-By Rich Miller
Here in the South, we are in the middle of a severe drought. As we watch our yards, lakes, and food plots dry up, we as hunters can’t help but wonder what kind of effect it is having on the wildlife that we hunt.
We have had only a handful of scattered thunderstorms since the first of May. During this time period, my lush green food plots have turned into dried-up brown patches of nothing. When I am planting my perennial food plots, I try to find and plant some of the most drought tolerant varieties as possible. I have found that my plots of alfalfa, clover, and chicory are the most drought-tolerant. They may dry up and not look very healthy, but when we they get a little moisture they will come back.
This week, I have started preparing for my annual fall food plots. I sprayed them with an herbicide a couple of weeks ago to get rid of the weeds and grasses. This makes it a lot easier when I get ready to start breaking the ground. Next, I will use a sub-soiler (i.e. middle buster, turn plow) to break through the hard pan. This will allow any moisture I do get over the next several weeks to seep into the ground and not run off. This will also make for easier plowing with cut away harrows or a box tiller.
With the food plots struggling and the other natural browse in the woods drying up, I have started supplemental feeding this past week with game feeders. I have been holding several different bachelor groups of bucks on my property for the last couple of months, and I didn’t want to lose them. If deer don’t have the necessary food available, they will leave and find it somewhere else. I start my feeders out with short feed times and increase the times as more deer start using them. This way I don’t have a lot of feed on the ground in case I do get a little moisture. With the price of corn on the rise, programmable deer feeders are a great cost-effective way to feed.

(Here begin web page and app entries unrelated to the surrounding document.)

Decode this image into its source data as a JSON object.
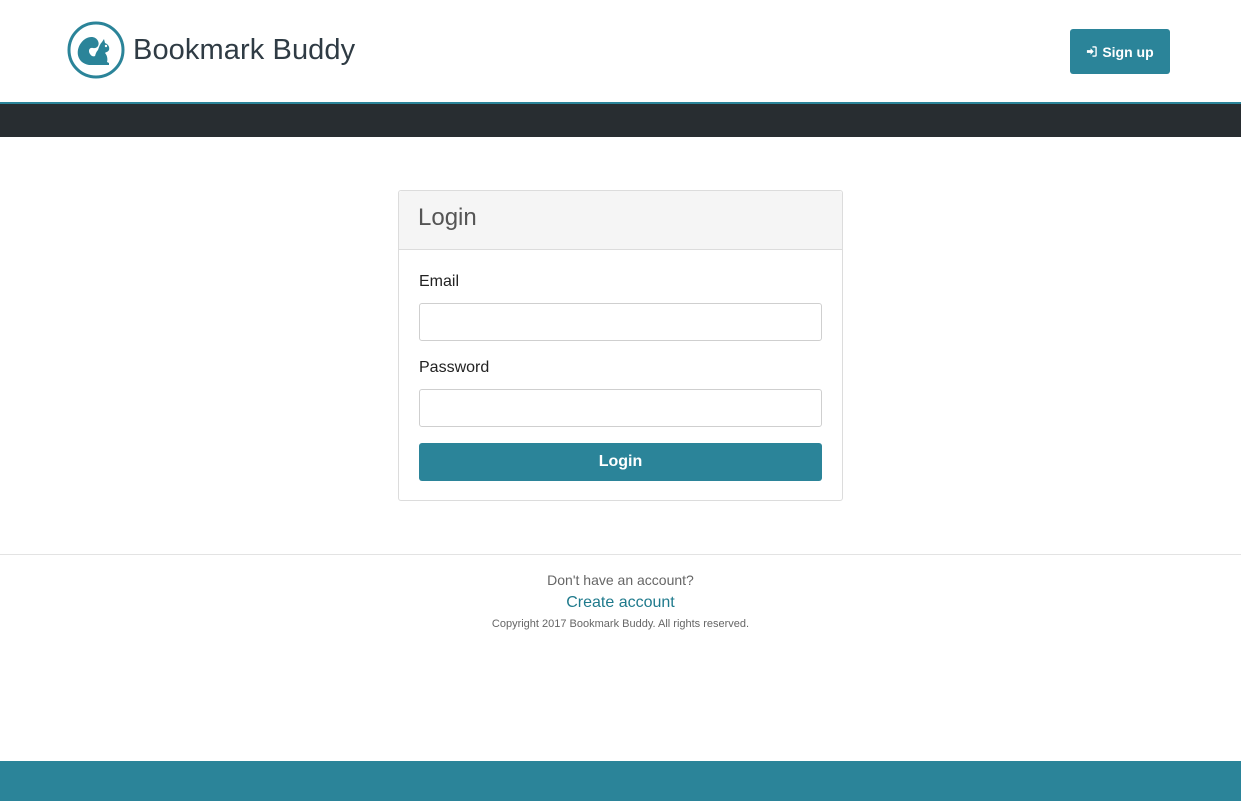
{
  "colors": {
    "accent": "#2b8499",
    "navbar": "#282d31",
    "panel_header_bg": "#f5f5f5",
    "link": "#1f7a8c"
  },
  "header": {
    "brand": "Bookmark Buddy",
    "logo_icon": "squirrel-icon",
    "signup_icon": "sign-in-icon",
    "signup_label": "Sign up"
  },
  "login_panel": {
    "title": "Login",
    "email_label": "Email",
    "email_value": "",
    "password_label": "Password",
    "password_value": "",
    "submit_label": "Login"
  },
  "footer": {
    "prompt": "Don't have an account?",
    "create_link": "Create account",
    "copyright": "Copyright 2017 Bookmark Buddy. All rights reserved."
  }
}
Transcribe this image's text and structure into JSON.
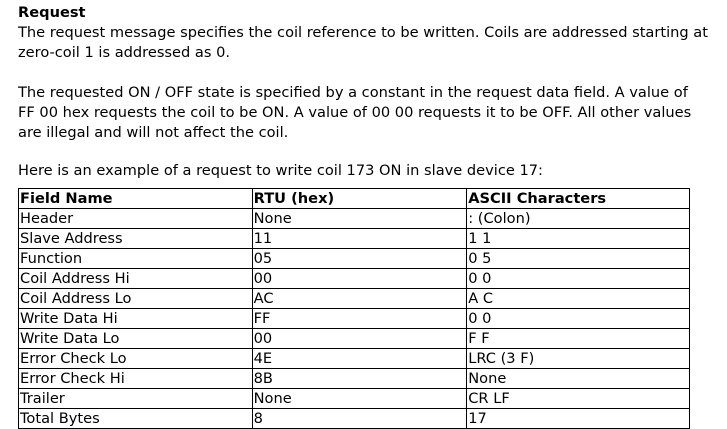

On a side note, last weekend was the World Turkey calling contest in Birmingham, AL. I would like to congratulate a couple of the Knight & Hale callers. Mark Prudomme won the Owl Hooting and Gobbling Championships while placing fourth in the open calling. Chris Parrish had a strong second place finish in the open calling championship. Good job guys!